Randall Gerber, CEO, The Gerber Group
To be a great Content Marketer for a healthcare system, it takes a person a bit left-brained (stats, internet savvy, good researcher, understand medical issues) and a bit right-brained (creative, skillful storyteller, solid writing skills).
Granted, it’s difficult – if not impossible – to find all these attributes in one person.
You can find a TEAM that includes all these attributes and the accompanying skills. It’ll take a talented manager to deal with a group that tries to meld right-brained and left-brained talents. Assuming you are or can find that person, let’s look at each of the roles.
INTERNET SAVVY. This knowledge includes a voracious appetite for the trends in Google, Facebook and other platforms. It’s not just knowing what's happening out there today is Search and Content Management, but what might be happening in the future and being ready for it.
STATISTICIAN. You Internet Savvy person can pull down numbers for you. But there is a difference between data (a pile of numbers) and information. You need to be able to determine which numbers are most important, what do they mean and what trends do they reflect.
UNDERSTANDS MEDICAL ISSUES. Hospital and healthcare bloggers need to grasp the difference between a hysterectomy and a myomectomy; why some orthopedic surgeons favor an anterior hip replacement; what specialist should review the article on Pessaries or the difference between a stroke and a TIA.
GOOD RESEACHER. To paraphrase George Orwell’s Animal Farm, “Not all sources are created equal.” Many sources have specific agendas. If you’re going to look for information that can be used to support your physicians, know the difference. Also, don’t be ethnocentric about research. Other countries may have valuable sources.
CREATIVE. Keep the blog interesting. Use meaningful, interesting examples. Think about adding charts, images or video to increase stickiness for readers.
SOLID WRITING SKILLS. It’s more than knowing where the commas go. Or matching nouns and verbs. It’s understanding the subtleties of “tone” and “style.” It’s knowing that writing an 85-word print ad, a 118-word TV commercial, or a 900-word magazine article of 900 words all require a different approach than a 400-word blog.

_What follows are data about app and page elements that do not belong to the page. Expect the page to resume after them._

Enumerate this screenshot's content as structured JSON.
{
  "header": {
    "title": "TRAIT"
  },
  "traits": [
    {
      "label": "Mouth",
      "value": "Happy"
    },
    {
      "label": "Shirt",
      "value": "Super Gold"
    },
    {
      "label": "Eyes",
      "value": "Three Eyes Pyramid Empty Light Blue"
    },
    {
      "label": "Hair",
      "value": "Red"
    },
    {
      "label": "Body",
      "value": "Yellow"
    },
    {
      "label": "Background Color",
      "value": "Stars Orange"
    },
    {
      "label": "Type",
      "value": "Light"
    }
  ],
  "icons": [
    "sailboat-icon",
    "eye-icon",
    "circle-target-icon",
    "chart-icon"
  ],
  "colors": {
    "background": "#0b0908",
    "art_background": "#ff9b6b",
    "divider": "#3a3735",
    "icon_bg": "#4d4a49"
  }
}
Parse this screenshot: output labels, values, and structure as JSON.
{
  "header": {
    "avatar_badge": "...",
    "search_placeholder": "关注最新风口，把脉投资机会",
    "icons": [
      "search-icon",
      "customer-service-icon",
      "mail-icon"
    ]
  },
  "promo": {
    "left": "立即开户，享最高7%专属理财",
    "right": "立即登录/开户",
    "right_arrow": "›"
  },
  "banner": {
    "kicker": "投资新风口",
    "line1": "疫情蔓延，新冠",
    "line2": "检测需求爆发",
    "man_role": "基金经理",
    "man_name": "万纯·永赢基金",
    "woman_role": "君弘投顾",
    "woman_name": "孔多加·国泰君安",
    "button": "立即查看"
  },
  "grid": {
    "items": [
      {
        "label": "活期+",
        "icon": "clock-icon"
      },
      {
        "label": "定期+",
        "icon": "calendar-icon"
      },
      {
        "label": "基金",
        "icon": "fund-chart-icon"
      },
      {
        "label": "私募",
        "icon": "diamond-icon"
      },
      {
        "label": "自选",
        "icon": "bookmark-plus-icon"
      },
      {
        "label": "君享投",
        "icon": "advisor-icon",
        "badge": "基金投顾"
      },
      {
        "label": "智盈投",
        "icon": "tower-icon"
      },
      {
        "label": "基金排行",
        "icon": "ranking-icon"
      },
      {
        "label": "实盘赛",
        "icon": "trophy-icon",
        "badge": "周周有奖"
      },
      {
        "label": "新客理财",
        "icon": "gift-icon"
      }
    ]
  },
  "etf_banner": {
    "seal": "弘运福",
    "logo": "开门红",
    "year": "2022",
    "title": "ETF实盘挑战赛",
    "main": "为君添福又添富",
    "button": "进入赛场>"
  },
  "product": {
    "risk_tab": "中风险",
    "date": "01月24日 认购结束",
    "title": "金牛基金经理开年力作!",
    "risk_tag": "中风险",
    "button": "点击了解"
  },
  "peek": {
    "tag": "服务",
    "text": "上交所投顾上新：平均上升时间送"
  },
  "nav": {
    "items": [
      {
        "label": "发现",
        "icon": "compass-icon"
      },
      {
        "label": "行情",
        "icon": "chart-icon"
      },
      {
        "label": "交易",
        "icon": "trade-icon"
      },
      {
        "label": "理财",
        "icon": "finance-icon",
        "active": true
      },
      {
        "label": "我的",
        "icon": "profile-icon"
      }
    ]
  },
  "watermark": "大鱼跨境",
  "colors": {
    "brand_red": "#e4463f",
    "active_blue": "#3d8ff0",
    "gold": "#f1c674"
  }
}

SKILLFUL STORYTELLER. A hospital blog shouldn’t be all numbers and procedures. Create realistic characters. Let them explain the issue. For instance, Alexandra sits in waiting room, anxious to know whether her fibroids will prevent her from having children. What happens to her and the chances of having a family?
If you have all these attributes and skills, your future is assured. If not, look to build a team (or make friends with people) that encapsulate as many of these as possible.
Good Content Marketing isn’t easy. If it was, everyone could do it. And if they say it’s easy…then 1) they aren’t doing it right or 2) they’re working with only half a brain.